To me, this chart is quite important since it shows theres increasingly more activity on Ethereum. I cannot say if more activity will translate into a higher price. However, I argue that it will at least translate into higher adoption.

Since adoption might explain a minor or major percentage of price appreciation (we cannot know for sure), I argue long-term activity will most likely translate into a higher price.

As such, ETH seems to be undervalued versus BTC given the number of transactions, even though Bitcoin has more value than Ethereum.

If this seems hard to grasp, its because it is. Let me try to put it as simple as possible:

If we believe value should be a mix of market cap and adoption, which translates into price appreciation and transaction volumes, we could argue there is a chance for ETH to overtake BTC.

However, I personally dont think that will happen since Ethereum does not have a fixed supply.

At best, I believe ETH might behave like fiat currencies.

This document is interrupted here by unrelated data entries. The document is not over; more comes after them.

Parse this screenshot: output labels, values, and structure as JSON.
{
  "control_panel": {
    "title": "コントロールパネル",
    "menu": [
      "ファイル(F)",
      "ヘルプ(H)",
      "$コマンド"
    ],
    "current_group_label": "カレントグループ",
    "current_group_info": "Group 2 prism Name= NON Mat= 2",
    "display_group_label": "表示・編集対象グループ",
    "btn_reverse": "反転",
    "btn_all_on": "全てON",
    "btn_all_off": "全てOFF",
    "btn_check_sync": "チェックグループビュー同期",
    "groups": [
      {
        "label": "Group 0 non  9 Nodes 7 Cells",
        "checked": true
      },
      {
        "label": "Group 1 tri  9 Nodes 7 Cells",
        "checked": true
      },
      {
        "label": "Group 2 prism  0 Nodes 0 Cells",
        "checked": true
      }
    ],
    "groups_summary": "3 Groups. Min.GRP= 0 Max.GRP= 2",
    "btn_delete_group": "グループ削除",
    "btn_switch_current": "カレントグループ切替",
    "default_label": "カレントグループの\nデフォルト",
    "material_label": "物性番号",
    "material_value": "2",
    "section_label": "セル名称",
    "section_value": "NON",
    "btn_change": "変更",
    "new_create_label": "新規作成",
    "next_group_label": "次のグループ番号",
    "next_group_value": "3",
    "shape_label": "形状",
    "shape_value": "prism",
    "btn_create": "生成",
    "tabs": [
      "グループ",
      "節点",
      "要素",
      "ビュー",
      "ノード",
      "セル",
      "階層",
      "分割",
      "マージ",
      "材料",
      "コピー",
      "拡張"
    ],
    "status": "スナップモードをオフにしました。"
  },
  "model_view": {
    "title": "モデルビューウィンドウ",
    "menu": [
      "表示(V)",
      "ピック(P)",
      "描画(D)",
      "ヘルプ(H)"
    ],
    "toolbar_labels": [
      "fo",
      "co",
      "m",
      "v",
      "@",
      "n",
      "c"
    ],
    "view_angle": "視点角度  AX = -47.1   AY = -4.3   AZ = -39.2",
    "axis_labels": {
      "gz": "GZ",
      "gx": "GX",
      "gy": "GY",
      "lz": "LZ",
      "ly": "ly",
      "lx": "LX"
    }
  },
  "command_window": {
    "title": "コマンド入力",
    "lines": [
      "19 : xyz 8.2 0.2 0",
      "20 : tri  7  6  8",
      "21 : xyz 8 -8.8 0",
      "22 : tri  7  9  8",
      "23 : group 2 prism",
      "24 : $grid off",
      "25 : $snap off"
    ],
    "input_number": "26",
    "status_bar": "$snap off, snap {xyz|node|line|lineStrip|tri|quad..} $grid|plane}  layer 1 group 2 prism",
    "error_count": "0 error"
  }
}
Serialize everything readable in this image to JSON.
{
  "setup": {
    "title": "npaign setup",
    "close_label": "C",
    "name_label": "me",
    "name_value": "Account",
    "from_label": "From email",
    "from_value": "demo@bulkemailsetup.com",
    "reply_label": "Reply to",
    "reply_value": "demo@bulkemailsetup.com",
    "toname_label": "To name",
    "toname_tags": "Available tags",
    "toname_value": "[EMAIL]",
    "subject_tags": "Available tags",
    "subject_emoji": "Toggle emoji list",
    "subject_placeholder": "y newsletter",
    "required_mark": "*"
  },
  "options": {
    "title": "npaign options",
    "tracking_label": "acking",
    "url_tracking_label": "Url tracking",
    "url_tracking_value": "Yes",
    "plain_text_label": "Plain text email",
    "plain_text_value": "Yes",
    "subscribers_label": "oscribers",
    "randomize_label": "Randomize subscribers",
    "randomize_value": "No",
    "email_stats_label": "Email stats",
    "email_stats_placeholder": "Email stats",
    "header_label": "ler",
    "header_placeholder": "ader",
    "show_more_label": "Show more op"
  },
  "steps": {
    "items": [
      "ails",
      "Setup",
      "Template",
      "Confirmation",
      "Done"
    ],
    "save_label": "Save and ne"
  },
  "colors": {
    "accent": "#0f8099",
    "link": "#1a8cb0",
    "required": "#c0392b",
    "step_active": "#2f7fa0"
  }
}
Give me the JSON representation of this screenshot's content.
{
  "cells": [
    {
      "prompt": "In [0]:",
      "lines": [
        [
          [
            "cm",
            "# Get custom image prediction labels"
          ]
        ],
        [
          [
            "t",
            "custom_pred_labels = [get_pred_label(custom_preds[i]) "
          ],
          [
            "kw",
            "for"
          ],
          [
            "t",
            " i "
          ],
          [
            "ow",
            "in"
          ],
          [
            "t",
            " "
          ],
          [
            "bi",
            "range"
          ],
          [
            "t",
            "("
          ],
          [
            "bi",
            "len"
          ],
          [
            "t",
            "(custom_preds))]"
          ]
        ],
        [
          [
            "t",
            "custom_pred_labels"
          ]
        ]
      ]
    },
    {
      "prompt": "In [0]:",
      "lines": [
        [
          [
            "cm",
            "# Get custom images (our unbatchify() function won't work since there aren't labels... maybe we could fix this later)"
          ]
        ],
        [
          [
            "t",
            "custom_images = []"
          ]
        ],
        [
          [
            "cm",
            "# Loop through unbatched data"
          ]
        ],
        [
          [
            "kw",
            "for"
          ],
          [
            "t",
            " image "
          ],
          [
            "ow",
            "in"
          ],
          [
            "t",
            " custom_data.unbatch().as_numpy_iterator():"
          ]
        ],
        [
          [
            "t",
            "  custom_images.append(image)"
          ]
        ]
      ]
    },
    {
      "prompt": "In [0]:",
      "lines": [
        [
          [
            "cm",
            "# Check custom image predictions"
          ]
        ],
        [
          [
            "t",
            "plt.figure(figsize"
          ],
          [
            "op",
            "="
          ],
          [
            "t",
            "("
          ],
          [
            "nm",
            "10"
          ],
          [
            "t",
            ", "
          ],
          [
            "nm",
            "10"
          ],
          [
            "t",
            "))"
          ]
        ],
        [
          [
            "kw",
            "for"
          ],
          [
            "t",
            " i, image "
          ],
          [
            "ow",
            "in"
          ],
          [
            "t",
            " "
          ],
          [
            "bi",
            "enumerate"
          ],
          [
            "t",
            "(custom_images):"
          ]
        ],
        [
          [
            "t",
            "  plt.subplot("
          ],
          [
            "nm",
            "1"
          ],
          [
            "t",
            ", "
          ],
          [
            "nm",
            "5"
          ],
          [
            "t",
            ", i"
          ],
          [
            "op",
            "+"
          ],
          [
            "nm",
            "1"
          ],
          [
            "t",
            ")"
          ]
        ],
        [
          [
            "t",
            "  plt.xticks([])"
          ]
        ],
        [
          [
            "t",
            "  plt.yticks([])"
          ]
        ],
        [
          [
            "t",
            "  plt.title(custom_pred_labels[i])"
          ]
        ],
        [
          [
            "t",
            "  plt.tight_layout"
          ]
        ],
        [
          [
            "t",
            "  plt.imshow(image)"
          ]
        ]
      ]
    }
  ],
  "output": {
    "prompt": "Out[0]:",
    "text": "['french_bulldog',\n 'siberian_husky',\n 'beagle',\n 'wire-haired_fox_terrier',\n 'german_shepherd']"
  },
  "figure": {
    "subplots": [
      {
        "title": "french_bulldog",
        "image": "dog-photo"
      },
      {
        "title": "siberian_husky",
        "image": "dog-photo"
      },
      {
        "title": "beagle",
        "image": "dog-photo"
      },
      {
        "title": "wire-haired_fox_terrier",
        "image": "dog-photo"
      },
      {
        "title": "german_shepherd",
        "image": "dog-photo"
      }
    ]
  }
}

Fiat currencies have the highest adoption rate but not the highest value. Gold and silver are more valuable, for instance.

The question that remains is to determine whats best for each project: to be a big fish in a small pond or a small fish in a big pond.

With Bitcoin, since theres a limited supply, price will have a tendency to increase assuming demand remains equal.

With Ethereum, price will have a tendency to decrease given the velocity and the non-hard supply.

While in BTC terms your value will have a tendency to increase, at the same time, it will be prohibitively more expensive to add an additional unit to your portfolio (small fish in a big pond). In Ethereum, I expect the opposite to happen.

It might be that the overall price of ETH will decrease long term vs BTC. However, youll be able to add extra units to your portfolio with extra ease (big fish in a small pond).

The post Ethereum transaction volume tops Bitcoin but does that matter? appeared first on Coin Rivet.

Read more from the original source:
Ethereum transaction volume tops Bitcoin but does that matter? - Yahoo Finance

Related Post

Comments are closed.